Top of Task material

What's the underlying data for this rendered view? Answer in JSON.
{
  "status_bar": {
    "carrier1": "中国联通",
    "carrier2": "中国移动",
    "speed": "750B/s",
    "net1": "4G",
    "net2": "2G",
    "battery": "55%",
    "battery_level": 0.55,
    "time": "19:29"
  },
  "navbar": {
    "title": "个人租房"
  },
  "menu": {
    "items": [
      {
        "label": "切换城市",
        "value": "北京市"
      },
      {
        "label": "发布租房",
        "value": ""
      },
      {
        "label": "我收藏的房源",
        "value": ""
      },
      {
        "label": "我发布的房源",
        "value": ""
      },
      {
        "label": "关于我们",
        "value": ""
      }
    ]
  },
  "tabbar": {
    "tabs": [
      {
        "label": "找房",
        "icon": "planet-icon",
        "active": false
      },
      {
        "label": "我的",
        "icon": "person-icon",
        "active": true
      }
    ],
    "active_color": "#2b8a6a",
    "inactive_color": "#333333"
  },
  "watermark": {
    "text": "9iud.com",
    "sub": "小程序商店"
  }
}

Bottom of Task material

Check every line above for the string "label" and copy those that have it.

        "label": "切换城市",
        "label": "发布租房",
        "label": "我收藏的房源",
        "label": "我发布的房源",
        "label": "关于我们",
        "label": "找房",
        "label": "我的",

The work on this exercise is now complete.